▸ Brief
Repeat, line for line, only the span that opens at the "Convert this screenshot" line and closes at the final line below. Skip the pictures.

▸ Data records
# # # #
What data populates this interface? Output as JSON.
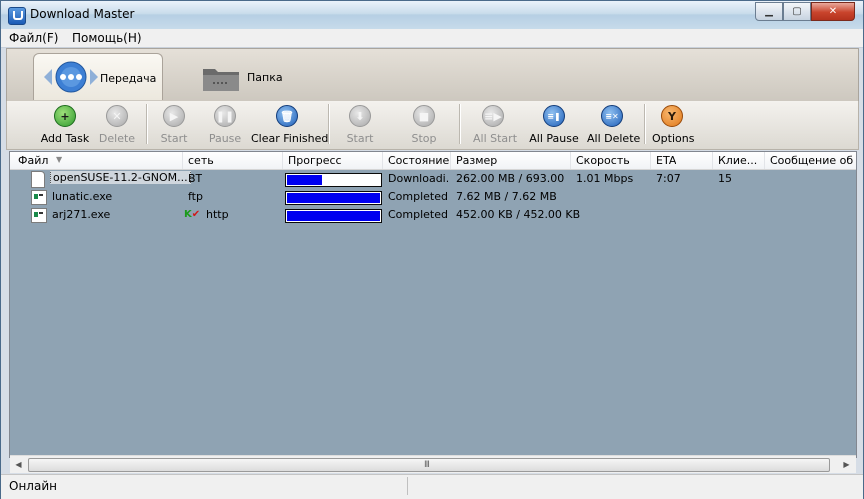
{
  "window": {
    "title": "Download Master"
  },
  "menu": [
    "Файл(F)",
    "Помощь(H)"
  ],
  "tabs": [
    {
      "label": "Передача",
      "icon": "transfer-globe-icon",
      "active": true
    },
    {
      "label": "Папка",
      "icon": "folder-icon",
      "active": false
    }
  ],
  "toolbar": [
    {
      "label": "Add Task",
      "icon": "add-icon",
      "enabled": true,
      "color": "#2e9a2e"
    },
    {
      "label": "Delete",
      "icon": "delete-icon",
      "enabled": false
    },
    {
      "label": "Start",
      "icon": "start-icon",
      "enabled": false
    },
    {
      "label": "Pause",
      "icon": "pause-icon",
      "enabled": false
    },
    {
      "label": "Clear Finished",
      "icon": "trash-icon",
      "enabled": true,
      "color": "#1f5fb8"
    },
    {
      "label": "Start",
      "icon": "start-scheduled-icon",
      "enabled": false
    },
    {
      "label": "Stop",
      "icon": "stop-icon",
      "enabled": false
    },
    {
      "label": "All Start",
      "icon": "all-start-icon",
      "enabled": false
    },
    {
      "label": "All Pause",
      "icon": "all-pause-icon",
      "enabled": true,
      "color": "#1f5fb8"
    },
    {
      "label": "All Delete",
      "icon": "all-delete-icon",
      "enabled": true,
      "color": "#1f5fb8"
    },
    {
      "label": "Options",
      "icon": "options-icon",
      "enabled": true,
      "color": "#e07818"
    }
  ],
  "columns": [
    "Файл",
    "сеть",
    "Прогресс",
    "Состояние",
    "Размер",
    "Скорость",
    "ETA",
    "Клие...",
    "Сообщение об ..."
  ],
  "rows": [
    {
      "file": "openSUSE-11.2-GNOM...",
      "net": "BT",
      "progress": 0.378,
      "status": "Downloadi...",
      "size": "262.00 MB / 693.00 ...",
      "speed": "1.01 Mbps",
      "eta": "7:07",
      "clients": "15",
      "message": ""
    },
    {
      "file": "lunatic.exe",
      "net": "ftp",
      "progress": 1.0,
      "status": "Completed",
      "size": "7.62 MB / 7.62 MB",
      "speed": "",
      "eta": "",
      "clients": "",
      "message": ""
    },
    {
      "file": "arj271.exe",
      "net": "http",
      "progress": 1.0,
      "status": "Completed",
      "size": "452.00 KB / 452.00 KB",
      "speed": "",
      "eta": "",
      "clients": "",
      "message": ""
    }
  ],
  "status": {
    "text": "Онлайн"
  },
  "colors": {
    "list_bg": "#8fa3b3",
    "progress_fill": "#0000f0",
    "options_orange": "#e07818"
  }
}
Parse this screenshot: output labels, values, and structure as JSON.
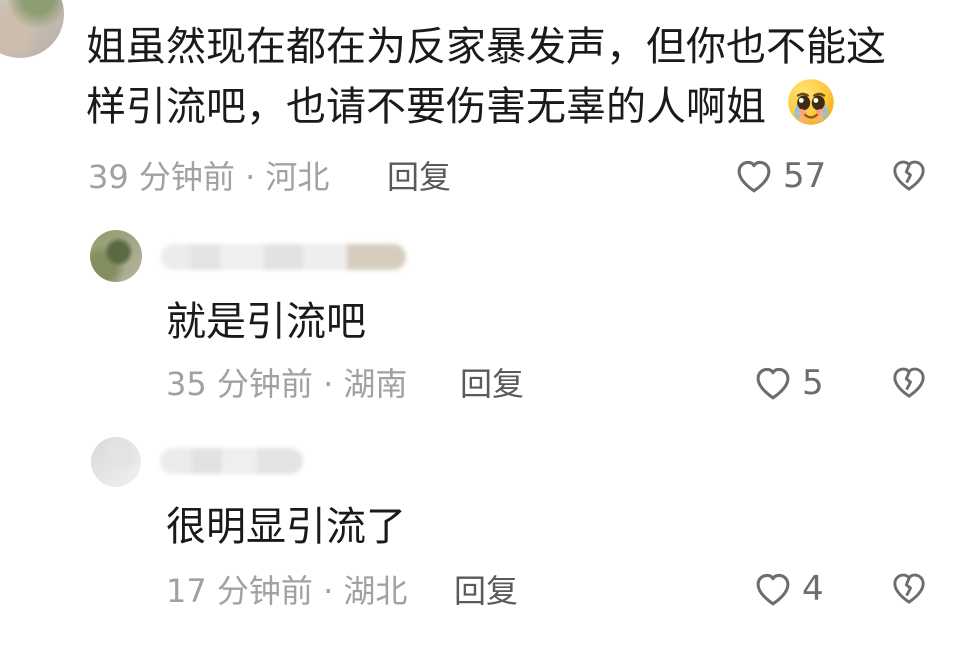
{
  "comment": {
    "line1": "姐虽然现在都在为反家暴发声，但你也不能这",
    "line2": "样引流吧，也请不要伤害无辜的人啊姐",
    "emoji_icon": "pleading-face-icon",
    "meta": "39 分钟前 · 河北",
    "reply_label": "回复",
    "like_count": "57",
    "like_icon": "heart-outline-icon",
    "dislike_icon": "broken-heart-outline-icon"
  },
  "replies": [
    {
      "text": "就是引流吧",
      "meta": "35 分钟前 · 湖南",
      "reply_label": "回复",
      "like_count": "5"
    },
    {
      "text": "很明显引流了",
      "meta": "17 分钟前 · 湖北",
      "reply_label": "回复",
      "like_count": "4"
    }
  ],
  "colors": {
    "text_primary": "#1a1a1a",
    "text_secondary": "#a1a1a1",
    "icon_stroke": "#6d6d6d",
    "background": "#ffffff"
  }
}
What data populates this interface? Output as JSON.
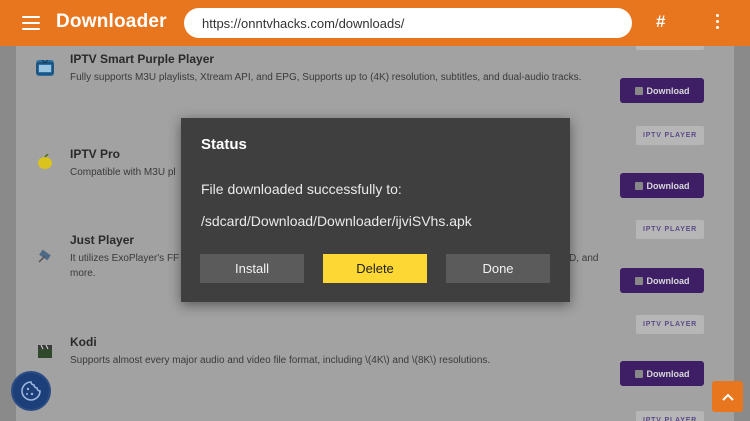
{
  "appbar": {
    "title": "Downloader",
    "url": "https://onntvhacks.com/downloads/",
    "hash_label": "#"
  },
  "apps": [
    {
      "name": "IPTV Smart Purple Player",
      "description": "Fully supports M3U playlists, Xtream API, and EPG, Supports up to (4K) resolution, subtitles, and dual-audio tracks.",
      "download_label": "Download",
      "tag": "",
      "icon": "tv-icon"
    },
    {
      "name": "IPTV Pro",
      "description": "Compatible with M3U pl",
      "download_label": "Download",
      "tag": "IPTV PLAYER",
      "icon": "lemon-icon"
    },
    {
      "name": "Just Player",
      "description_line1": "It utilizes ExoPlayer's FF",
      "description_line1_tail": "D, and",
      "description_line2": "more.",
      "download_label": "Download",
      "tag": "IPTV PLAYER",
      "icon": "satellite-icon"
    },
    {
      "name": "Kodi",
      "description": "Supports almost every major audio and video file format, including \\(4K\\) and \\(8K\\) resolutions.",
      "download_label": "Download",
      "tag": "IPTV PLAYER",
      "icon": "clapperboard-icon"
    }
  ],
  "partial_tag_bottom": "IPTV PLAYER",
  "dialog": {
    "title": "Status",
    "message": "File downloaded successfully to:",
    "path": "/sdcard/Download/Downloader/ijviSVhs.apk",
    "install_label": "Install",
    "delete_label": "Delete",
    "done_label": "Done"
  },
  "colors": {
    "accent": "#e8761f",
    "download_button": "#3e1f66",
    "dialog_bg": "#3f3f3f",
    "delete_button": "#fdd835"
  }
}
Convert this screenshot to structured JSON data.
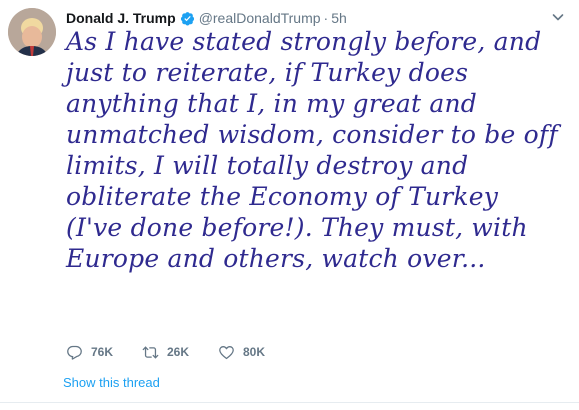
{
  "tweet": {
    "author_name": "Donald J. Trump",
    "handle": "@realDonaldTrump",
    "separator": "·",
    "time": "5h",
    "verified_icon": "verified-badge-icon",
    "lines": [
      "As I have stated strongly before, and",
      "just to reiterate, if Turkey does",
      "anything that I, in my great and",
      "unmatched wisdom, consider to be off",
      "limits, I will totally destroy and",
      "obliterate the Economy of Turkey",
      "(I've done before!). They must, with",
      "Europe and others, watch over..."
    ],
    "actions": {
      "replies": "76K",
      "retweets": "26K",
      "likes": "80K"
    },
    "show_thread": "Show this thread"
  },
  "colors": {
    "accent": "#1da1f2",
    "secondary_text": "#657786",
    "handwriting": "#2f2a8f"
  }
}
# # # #
▸ Exercise solution
Convert this screenshot to structured JSON data.
{
  "tweet": {
    "author_name": "Donald J. Trump",
    "handle": "@realDonaldTrump",
    "separator": "·",
    "time": "5h",
    "verified_icon": "verified-badge-icon",
    "lines": [
      "As I have stated strongly before, and",
      "just to reiterate, if Turkey does",
      "anything that I, in my great and",
      "unmatched wisdom, consider to be off",
      "limits, I will totally destroy and",
      "obliterate the Economy of Turkey",
      "(I've done before!). They must, with",
      "Europe and others, watch over..."
    ],
    "actions": {
      "replies": "76K",
      "retweets": "26K",
      "likes": "80K"
    },
    "show_thread": "Show this thread"
  },
  "colors": {
    "accent": "#1da1f2",
    "secondary_text": "#657786",
    "handwriting": "#2f2a8f"
  }
}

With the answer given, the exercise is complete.